Task to complete
Whichever lines of the material contain "game", copy each of them.

Supplied entries
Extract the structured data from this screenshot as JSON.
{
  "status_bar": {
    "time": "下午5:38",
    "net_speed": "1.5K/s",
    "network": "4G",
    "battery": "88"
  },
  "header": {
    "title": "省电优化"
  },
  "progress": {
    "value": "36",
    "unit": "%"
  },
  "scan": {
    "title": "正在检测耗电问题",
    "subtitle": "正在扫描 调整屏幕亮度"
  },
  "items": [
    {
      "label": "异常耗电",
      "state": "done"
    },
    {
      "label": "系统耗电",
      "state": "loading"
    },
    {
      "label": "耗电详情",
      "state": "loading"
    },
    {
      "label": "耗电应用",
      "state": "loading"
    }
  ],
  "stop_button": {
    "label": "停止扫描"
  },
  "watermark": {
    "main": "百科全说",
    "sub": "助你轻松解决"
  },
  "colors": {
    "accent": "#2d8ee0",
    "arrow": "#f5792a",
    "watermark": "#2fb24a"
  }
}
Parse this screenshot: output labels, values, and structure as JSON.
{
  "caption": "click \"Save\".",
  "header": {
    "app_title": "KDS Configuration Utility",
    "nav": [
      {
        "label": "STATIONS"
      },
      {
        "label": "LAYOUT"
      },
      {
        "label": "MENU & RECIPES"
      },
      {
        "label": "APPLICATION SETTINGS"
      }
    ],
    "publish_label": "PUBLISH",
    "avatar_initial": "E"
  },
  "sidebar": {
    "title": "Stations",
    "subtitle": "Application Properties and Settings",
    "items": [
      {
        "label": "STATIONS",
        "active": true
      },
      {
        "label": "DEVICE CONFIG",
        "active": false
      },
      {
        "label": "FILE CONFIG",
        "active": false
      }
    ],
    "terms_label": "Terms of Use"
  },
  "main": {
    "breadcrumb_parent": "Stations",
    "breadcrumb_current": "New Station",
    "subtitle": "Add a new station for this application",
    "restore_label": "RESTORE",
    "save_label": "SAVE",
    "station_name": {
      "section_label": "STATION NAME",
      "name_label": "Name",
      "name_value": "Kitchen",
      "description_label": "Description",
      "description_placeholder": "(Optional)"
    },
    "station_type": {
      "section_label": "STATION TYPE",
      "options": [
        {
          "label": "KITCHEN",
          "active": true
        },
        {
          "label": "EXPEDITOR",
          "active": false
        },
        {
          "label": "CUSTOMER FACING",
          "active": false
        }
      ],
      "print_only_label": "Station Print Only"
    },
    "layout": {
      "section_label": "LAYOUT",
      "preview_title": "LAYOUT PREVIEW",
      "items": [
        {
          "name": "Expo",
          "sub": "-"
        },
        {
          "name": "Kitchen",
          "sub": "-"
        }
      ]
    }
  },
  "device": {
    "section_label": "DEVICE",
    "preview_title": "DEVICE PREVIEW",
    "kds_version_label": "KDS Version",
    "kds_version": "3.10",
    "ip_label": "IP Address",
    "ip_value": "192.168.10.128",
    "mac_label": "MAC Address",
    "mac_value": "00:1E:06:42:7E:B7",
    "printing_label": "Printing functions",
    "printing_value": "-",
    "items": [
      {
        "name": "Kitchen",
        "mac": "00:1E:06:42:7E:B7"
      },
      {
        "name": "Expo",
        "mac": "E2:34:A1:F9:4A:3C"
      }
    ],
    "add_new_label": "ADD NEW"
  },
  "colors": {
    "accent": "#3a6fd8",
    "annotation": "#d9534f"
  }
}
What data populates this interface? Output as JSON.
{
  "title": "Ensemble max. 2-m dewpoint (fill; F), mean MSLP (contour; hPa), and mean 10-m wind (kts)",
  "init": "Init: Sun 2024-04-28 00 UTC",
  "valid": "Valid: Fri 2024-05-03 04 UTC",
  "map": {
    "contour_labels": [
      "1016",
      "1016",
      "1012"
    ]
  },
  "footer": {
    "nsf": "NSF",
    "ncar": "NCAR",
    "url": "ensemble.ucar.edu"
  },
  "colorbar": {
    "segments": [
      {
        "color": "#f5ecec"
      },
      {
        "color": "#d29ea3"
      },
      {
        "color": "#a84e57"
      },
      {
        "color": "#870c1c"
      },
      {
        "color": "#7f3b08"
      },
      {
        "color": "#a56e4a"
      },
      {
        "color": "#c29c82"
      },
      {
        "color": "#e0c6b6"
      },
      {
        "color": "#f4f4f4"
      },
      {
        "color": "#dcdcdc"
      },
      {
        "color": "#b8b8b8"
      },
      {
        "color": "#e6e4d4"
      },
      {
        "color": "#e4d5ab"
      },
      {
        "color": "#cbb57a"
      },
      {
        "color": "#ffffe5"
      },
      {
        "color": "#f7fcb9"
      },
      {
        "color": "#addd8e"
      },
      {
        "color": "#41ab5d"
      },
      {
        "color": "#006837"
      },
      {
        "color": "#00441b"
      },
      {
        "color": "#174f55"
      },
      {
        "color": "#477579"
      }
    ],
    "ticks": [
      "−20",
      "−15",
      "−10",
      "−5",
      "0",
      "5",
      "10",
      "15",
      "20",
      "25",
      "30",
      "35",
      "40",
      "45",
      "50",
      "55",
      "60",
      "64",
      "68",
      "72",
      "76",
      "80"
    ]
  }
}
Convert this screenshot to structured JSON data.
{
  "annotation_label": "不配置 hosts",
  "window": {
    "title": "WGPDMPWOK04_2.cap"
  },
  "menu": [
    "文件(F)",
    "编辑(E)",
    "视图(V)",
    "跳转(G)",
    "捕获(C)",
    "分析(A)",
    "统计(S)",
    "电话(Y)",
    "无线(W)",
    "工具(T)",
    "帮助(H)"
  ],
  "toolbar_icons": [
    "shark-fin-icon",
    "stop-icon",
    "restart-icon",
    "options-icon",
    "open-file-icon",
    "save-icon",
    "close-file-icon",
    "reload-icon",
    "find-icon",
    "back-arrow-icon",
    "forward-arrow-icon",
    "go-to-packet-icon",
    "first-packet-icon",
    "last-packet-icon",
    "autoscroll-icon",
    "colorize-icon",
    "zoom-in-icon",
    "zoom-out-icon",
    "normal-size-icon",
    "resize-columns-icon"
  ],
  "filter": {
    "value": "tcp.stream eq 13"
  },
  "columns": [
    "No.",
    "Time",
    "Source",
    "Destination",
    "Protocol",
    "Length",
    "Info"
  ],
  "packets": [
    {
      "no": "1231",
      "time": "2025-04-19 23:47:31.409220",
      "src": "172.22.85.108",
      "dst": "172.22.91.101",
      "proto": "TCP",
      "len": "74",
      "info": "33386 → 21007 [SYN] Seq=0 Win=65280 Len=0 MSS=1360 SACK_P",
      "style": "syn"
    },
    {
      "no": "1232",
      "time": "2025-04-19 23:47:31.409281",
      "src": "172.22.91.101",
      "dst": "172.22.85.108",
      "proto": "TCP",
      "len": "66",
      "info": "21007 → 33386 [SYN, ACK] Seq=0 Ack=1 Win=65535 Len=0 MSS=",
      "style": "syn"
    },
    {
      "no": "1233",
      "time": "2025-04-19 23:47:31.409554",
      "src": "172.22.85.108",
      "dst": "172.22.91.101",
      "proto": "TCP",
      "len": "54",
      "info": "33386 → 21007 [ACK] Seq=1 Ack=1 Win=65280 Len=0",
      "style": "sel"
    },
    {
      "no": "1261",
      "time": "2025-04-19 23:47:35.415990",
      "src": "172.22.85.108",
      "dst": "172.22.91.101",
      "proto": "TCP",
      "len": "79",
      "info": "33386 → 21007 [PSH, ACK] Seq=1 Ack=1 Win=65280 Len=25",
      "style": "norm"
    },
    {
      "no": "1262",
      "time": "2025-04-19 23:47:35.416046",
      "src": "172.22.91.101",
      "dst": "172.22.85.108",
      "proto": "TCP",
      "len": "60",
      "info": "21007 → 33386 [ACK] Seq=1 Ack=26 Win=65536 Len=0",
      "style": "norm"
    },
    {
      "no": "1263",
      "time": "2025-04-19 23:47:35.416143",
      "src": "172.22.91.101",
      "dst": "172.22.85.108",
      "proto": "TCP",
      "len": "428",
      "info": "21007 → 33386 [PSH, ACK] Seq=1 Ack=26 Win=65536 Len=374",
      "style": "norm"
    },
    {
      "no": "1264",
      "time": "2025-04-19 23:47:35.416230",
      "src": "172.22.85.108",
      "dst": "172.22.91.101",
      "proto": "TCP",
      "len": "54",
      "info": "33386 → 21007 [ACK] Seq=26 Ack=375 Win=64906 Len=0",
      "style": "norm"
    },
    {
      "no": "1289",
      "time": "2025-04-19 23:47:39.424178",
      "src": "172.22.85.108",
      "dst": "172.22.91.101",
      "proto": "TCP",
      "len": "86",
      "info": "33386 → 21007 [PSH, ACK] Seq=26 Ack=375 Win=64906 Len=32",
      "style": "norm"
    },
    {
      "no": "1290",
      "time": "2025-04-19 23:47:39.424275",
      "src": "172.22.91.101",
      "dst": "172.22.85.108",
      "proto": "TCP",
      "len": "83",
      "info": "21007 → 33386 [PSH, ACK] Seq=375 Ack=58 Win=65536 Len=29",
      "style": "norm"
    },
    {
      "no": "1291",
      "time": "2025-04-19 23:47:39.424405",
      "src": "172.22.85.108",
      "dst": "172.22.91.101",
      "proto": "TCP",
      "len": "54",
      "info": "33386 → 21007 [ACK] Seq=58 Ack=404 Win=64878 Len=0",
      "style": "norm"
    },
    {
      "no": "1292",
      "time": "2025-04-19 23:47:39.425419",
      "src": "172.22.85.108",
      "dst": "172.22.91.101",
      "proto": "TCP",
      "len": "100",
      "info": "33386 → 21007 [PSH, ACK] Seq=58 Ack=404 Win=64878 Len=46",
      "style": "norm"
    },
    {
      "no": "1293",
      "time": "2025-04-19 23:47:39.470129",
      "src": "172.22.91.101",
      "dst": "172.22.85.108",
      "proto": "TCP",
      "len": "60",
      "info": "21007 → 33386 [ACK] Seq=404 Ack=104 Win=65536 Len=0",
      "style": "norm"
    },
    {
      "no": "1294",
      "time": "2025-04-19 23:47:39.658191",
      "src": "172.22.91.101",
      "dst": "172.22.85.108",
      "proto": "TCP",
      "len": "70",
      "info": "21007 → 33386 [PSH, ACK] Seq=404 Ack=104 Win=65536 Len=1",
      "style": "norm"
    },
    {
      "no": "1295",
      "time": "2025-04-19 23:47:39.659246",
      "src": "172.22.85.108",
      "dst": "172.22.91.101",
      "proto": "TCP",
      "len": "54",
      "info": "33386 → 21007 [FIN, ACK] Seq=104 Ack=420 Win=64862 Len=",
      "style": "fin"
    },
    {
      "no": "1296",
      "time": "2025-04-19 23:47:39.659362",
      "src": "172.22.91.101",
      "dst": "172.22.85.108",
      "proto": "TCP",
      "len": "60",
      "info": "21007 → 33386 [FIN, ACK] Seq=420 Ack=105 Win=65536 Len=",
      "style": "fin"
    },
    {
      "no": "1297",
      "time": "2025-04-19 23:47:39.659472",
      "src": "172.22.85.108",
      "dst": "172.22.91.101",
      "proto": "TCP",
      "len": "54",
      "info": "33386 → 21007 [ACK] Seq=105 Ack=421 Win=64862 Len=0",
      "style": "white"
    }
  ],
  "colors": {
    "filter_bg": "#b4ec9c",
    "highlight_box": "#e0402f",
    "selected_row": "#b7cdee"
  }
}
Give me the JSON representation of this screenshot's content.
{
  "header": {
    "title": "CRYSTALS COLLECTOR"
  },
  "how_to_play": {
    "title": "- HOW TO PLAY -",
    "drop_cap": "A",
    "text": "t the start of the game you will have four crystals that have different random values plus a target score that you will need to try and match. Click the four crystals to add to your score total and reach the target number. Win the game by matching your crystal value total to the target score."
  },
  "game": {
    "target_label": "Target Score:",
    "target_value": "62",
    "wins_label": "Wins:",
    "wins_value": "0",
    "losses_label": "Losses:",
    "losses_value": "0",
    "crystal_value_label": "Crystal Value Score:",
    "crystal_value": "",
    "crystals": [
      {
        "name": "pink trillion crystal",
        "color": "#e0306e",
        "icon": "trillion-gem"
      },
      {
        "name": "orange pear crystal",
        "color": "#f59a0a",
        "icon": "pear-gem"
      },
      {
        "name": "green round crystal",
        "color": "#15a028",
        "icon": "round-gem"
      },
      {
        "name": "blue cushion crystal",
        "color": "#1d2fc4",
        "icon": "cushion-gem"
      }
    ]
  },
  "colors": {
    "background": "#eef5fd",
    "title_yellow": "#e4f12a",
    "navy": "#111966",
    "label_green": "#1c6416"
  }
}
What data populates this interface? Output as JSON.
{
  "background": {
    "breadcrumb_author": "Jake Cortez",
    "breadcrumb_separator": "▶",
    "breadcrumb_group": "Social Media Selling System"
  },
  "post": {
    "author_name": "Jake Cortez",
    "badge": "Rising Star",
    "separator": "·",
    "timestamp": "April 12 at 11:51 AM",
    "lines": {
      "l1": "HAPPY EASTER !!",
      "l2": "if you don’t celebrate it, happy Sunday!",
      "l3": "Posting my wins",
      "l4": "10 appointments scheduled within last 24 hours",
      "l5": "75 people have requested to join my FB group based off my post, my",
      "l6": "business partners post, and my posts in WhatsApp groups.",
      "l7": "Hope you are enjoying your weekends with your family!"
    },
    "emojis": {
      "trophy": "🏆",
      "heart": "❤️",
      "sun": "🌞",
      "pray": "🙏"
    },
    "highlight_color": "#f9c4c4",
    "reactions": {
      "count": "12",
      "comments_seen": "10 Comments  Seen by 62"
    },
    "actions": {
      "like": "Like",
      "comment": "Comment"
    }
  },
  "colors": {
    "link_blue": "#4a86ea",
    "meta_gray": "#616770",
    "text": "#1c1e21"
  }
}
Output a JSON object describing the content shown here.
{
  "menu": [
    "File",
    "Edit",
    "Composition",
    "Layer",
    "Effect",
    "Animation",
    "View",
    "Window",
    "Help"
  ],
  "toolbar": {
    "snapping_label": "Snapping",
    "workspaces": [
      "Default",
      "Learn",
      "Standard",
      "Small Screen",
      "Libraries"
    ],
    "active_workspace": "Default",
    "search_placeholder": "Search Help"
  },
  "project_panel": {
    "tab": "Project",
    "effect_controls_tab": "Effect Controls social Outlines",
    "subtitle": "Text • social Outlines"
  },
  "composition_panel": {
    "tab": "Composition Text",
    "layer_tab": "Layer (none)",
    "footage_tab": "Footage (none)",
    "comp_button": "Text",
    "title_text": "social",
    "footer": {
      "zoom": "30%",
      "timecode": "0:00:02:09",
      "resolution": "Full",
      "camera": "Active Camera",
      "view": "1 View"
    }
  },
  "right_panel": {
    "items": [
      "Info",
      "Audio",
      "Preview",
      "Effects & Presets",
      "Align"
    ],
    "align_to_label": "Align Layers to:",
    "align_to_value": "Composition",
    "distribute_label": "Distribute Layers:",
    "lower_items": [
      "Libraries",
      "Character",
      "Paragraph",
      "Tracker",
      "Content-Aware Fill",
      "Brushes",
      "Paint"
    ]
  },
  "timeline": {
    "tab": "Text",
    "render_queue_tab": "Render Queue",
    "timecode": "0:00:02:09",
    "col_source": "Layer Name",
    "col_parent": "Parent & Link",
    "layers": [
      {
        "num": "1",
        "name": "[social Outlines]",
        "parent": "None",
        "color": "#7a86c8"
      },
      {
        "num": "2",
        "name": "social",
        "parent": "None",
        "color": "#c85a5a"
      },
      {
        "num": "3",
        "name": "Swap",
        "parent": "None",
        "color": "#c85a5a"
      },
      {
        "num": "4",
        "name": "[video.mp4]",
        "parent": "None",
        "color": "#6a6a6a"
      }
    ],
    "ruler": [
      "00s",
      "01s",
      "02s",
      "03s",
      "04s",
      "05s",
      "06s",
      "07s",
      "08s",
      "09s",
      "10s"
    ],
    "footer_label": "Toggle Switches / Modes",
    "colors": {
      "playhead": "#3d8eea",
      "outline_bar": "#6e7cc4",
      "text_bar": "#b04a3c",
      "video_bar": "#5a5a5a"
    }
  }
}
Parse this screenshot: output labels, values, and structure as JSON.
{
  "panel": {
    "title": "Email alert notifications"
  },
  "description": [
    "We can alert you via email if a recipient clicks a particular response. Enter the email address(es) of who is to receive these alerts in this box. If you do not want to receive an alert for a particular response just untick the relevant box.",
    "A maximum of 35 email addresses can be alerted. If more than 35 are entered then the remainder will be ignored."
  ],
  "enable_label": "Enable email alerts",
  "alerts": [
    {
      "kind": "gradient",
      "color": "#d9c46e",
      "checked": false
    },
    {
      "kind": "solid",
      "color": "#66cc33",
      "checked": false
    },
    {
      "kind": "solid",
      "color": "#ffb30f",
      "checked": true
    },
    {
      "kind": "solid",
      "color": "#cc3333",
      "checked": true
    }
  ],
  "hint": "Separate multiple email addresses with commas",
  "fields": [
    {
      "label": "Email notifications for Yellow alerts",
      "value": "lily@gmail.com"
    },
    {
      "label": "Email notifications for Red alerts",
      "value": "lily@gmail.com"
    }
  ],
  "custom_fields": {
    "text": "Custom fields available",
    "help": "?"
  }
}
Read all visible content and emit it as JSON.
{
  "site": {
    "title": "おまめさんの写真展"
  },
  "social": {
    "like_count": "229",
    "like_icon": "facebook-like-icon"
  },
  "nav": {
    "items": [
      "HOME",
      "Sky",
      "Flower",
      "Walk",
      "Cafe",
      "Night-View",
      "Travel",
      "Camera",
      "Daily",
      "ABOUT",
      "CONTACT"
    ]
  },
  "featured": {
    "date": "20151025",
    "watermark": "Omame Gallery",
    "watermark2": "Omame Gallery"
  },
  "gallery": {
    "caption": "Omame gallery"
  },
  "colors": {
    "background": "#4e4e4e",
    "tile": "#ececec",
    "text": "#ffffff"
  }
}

Answer section
    "text": "t the start of the game you will have four crystals that have different random values plus a target score that you will need to try and match. Click the four crystals to add to your score total and reach the target number. Win the game by matching your crystal value total to the target score."
  "game": {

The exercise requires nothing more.